printf ("System status: %s\n", $mysqli->stat());

$mysqli->close();
?>

Example of the Procedural style

<?php
$link = mysqli_connect("localhost", "user1", "datasoft123", "hr");

/* check connection */
if (mysqli_connect_errno()) {
    printf("Connect failed: %s\n", mysqli_connect_error());
    exit();
}

printf("System status: %s\n", mysqli_stat($link));

mysqli_close($link);
?>

Output:

System status: Uptime: 15092 Threads: 2 Questions: 102 Slow queries: 0 
Opens: 16 Flush tables: 1 Open tables: 0 Queries per second avg: 0.6


System status: Uptime: 272  Threads: 1  Questions: 5340  Slow queries: 0
Opens: 13  Flush tables: 1  Open tables: 0  Queries per second avg: 19.632
Memory in use: 8496K  Max memory used: 8560K

Example:

<php
$con=mysqli_connect("localhost","user1","datasoft123","hr");
// Check connection
if (mysqli_connect_errno())
  {
  echo "Failed to connect to MySQL: " . mysqli_connect_error();
  }

echo "System status: ". mysqli_stat($con);  

mysqli_close($con);
?>

Output:

System status: Uptime: 17266 Threads: 1 Questions: 142 Slow queries: 0 Opens: 25 Flush tables: 1 Open tables: 0 Queries per second avg: 0.8

See also

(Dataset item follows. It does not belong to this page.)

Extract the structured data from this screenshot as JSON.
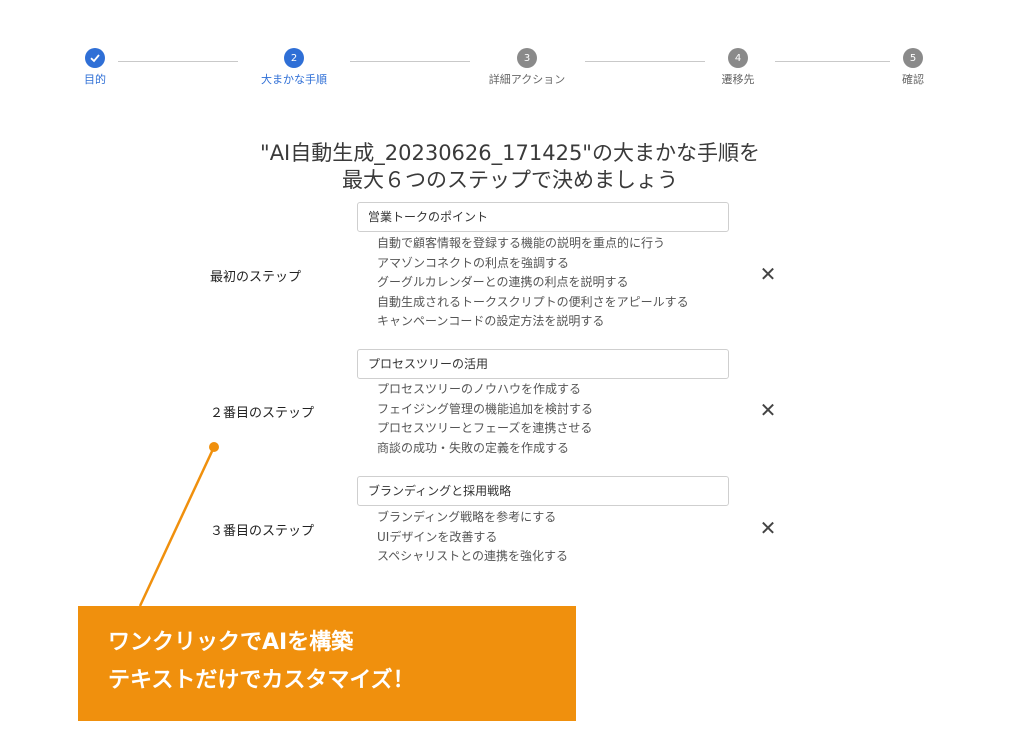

PHP Function Reference

Previous: ssl_set
Next: stmt_init



PHP: Tips of the Day

var_export(): var_export() dumps a PHP parseable representation of the item.

You can pass true as the second parameter to return the contents into a variable.

Example:

<?php
$myarray = [ "PHP", "Tips" ];
$mystring = "PHP Tips";
$myint = 28;

var_export($myarray);
var_export($mystring);
var_export($myint);
?>

Output:

array (
  0 => 'PHP',
  1 => 'Tips',
)'PHP Tips'28

To put the content into a variable, you can do this:

$array_export = var_export($myarray, true);
$string_export = var_export($mystring, true);
$int_export = var_export($myint, 1); // any `Truthy` value

After that, you can output it like this:

printf('$myarray = %s; %s', $array_export, PHP_EOL);
printf('$mystring = %s; %s', $string_export, PHP_EOL);
printf('$myint = %s; %s', $int_export, PHP_EOL);

Example:

<?php
$myarray = [ "PHP", "Tips" ];
$mystring = "PHP Tips";
$myint = 28;
$array_export = var_export($myarray, true);
$string_export = var_export($mystring, true);
$int_export = var_export($myint, 1);
printf('$myarray = %s; %s', $array_export, PHP_EOL);
printf('$mystring = %s; %s', $string_export, PHP_EOL);
printf('$myint = %s; %s', $int_export, PHP_EOL);
?>

This will produce the following output:

Output:

$myarray = array (
  0 => 'PHP',
  1 => 'Tips',
);
$mystring = 'PHP Tips';
$myint = 28;